WHAT THE TASK ASKS
Note how many lines in the entries contain the string "comment", then give that number and nothing else.
[[ EXERCISE INPUT, beginning ]]
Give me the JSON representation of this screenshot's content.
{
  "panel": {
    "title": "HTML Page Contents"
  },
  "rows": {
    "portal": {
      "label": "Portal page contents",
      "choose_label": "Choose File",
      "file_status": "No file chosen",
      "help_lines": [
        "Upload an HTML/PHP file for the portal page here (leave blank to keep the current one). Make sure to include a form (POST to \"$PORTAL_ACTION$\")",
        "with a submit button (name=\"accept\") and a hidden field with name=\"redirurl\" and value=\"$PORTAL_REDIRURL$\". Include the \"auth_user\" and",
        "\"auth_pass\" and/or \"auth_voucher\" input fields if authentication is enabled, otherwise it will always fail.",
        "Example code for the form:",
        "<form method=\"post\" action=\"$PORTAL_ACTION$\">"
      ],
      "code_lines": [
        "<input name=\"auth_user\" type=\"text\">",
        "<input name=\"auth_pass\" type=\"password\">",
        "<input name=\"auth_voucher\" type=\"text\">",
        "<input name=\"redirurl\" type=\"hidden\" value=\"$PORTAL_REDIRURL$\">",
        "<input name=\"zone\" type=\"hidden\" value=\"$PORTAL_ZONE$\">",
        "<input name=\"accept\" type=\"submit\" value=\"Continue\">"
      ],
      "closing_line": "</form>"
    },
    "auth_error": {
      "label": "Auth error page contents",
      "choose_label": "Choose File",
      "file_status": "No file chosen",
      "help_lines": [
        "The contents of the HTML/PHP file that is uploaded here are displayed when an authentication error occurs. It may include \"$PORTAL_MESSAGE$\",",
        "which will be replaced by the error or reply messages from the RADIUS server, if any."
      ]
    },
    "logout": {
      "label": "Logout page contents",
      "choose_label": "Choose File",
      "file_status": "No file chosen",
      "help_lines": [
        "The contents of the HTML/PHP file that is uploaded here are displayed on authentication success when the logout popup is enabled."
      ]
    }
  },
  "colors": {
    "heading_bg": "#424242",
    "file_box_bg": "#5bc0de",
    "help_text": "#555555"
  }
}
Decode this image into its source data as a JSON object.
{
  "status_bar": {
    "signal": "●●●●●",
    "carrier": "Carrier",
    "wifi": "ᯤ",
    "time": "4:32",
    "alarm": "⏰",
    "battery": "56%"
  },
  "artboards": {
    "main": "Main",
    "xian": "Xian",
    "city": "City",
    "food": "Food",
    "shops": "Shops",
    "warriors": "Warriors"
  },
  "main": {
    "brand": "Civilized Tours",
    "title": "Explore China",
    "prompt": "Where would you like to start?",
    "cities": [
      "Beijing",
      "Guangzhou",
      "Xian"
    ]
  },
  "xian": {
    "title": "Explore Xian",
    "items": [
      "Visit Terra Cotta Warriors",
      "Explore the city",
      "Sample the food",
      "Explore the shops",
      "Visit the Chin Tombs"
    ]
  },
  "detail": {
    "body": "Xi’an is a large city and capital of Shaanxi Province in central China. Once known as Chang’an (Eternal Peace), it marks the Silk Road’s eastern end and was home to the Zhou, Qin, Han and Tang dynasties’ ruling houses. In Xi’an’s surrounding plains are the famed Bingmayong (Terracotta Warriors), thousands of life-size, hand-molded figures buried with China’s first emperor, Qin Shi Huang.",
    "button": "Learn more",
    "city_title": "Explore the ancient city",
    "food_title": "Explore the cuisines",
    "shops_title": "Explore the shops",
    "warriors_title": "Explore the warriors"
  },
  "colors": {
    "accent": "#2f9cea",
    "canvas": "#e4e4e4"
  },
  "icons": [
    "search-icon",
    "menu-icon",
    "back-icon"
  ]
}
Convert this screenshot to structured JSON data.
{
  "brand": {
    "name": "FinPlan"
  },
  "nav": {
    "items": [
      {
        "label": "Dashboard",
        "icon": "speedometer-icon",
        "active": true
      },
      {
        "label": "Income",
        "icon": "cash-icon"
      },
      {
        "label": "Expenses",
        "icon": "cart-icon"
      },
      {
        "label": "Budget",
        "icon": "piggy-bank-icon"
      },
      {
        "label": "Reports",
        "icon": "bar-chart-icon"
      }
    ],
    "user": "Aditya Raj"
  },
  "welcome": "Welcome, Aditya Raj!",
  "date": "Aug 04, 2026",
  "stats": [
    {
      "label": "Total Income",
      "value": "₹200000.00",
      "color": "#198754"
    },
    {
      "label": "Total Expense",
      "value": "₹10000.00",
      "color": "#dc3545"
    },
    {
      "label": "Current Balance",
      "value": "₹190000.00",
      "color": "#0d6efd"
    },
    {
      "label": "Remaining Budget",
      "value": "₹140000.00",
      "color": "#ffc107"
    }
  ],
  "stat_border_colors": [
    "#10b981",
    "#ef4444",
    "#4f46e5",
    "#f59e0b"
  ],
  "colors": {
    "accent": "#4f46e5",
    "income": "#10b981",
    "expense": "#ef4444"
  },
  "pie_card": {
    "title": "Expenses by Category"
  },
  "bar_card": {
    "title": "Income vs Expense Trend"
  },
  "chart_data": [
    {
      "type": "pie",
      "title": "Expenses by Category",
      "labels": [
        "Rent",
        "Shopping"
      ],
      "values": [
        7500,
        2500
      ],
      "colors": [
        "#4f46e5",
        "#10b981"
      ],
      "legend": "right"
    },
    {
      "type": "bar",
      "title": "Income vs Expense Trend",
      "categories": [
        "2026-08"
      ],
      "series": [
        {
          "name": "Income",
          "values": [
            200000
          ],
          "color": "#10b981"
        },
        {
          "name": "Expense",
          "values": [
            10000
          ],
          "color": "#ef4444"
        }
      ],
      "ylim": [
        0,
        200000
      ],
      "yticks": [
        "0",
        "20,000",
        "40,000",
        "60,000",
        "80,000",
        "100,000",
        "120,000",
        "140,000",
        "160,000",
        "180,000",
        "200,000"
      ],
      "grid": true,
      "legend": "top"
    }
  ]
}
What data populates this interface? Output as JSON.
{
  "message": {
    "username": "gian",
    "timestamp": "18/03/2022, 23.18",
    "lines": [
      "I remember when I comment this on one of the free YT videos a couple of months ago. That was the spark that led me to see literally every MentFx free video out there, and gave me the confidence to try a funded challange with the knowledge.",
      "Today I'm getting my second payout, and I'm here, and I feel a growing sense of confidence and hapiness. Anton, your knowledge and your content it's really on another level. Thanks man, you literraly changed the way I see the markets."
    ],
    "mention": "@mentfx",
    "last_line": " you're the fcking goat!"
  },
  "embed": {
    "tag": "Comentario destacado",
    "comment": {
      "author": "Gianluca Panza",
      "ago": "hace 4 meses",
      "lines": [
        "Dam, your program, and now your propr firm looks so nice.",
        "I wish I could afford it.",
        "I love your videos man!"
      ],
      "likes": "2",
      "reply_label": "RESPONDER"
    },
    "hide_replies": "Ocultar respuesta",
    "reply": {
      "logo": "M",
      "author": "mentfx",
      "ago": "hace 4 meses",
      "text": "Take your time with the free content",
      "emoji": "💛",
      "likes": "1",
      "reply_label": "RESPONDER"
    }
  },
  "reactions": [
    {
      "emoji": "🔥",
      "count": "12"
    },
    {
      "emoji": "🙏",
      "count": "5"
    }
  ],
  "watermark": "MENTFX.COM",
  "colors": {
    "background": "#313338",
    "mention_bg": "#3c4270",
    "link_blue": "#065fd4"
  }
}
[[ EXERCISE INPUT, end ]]
ANSWER FOR THE TASK
2